Living a more sustainable life is about making improvements — for you and for the planet — not adding needless inconveniences to your days. So let’s say public transit sucks in your town. Maybe taking the bus is out, but can you organize a carpool? Jump on a bike? Agitate politically for transit options that don’t suck?

Sustainable practices have to make sense for widespread adoption. That exhausting, time-sucking bathtub laundry gadget that didn’t really even clean my clothes? Yeah, not going to keep up with that one. But easily homemade laundry detergent, upcycled trash, lovingly handmade Christmas gifts, and plenty more brightened my life this year. Those are the improvements with staying power.

4. Don’t ban anything but bans themselves.

Surprise! Strict taboos — be they on processed food, fossil fuels, Faberge eggs, what have you — have the curious effect of making your desire for said object approximately 12 times more intense. You will obsess over this verboten treasure, and, unless you have superhuman willpower, ultimately give in, sending yourself into a shame spiral.

But, as I discovered on my two-mile challenge, a shift in attitude can make all the difference. You’re not banning car travel, you’re embracing every opportunity to walk instead. Don’t banish processed foods entirely; take up the challenge to eat fresh, healthy options whenever possible. Don’t say, “I’m not going to buy anything new, ever”; say, “Before I buy something new, can I fix, reuse, or borrow instead?

Notice how this attitude can be interpreted as adding, not subtracting? Eh? What lovely synergy.

5. Don’t be a jerk (or, how to set a good example).

When you set off on a greening frenzy, your friends and family are bound to notice. They will probably have one of two reactions to this: “Wow, what a cool idea! I’m going to try it!” or “What an insufferable gasbag.” Which one it is depends entirely on you.

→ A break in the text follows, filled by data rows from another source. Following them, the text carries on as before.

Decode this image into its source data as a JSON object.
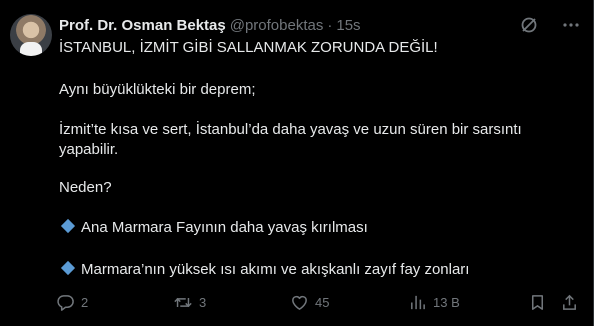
{
  "author": {
    "name": "Prof. Dr. Osman Bektaş",
    "handle": "@profobektas",
    "separator": "·",
    "time": "15s"
  },
  "tweet_lines": {
    "l1": "İSTANBUL, İZMİT GİBİ SALLANMAK ZORUNDA DEĞİL!",
    "l2": "Aynı büyüklükteki bir deprem;",
    "l3": "İzmit’te kısa ve sert, İstanbul’da daha yavaş ve uzun süren bir sarsıntı",
    "l4": "yapabilir.",
    "l5": "Neden?",
    "b1": "Ana Marmara Fayının daha yavaş kırılması",
    "b2": "Marmara’nın yüksek ısı akımı ve akışkanlı zayıf fay zonları"
  },
  "actions": {
    "reply_count": "2",
    "retweet_count": "3",
    "like_count": "45",
    "views_count": "13 B"
  },
  "icons": {
    "grok": "grok-icon",
    "more": "more-icon",
    "reply": "reply-icon",
    "retweet": "retweet-icon",
    "like": "like-icon",
    "views": "views-icon",
    "bookmark": "bookmark-icon",
    "share": "share-icon",
    "bullet": "blue-diamond-icon"
  },
  "colors": {
    "background": "#000000",
    "text": "#e7e9ea",
    "secondary": "#71767b",
    "bullet": "#5b9bd5"
  }
}
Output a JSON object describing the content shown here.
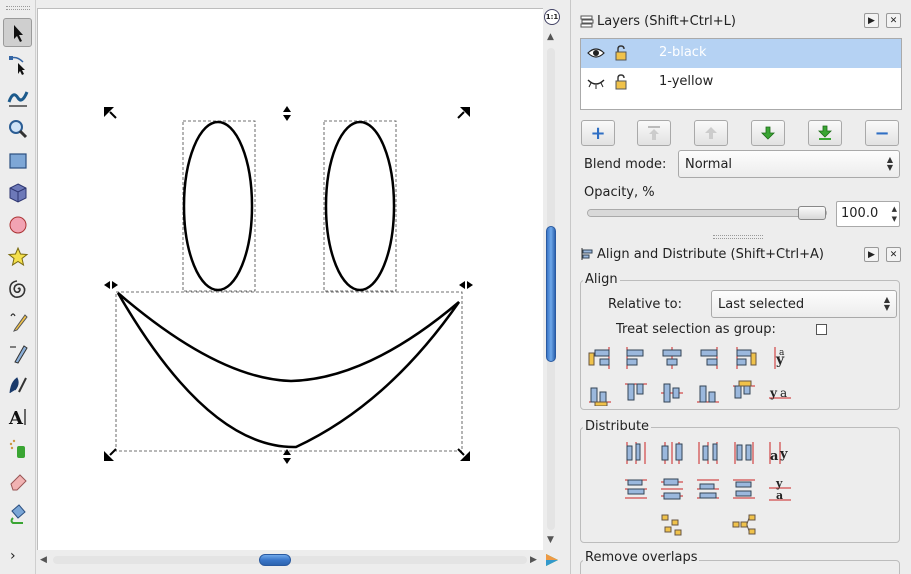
{
  "toolbox": {
    "tools": [
      "selector",
      "node",
      "tweak",
      "zoom",
      "rectangle",
      "3d-box",
      "ellipse",
      "star",
      "spiral",
      "pencil",
      "pen",
      "calligraphy",
      "text",
      "spray",
      "eraser",
      "paint-bucket"
    ],
    "more": "›"
  },
  "canvas": {
    "zoom_corner": "1:1"
  },
  "layers_panel": {
    "title": "Layers (Shift+Ctrl+L)",
    "layers": [
      {
        "name": "2-black",
        "visible": true,
        "locked": false,
        "selected": true
      },
      {
        "name": "1-yellow",
        "visible": false,
        "locked": false,
        "selected": false
      }
    ],
    "buttons": [
      "add-layer",
      "raise-to-top",
      "raise-layer",
      "lower-layer",
      "lower-to-bottom",
      "remove-layer"
    ],
    "blend_label": "Blend mode:",
    "blend_value": "Normal",
    "opacity_label": "Opacity, %",
    "opacity_value": "100.0"
  },
  "align_panel": {
    "title": "Align and Distribute (Shift+Ctrl+A)",
    "align_label": "Align",
    "relative_label": "Relative to:",
    "relative_value": "Last selected",
    "group_label": "Treat selection as group:",
    "distribute_label": "Distribute",
    "remove_overlaps_label": "Remove overlaps"
  },
  "colors": {
    "selection": "#b5d2f3",
    "scroll_thumb": "#3a76c8",
    "add_button": "#2f6fc4",
    "down_button": "#3aa533",
    "remove_button": "#2f6fc4"
  }
}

Sure, it’s natural to get excited when you adopt a great new habit. But lecturing your neighbors about their lack of a compost pile, or judging your sister-in-law harshly because she doesn’t stock her bathroom with recycled toilet paper, or rolling your eyes when your friend confesses he sometimes drives three blocks to the grocery store — these will not do much for your popularity. What’s worse, this judgmental attitude will probably turn people off of trying these changes themselves.

Lead by example, not by volume. Be encouraging, not a know-it-all.

There you have it. Five simple principles. What about you — got any green mantras to live by? What works for you? Tell us below. And here’s to a cleaner, better 2013, all.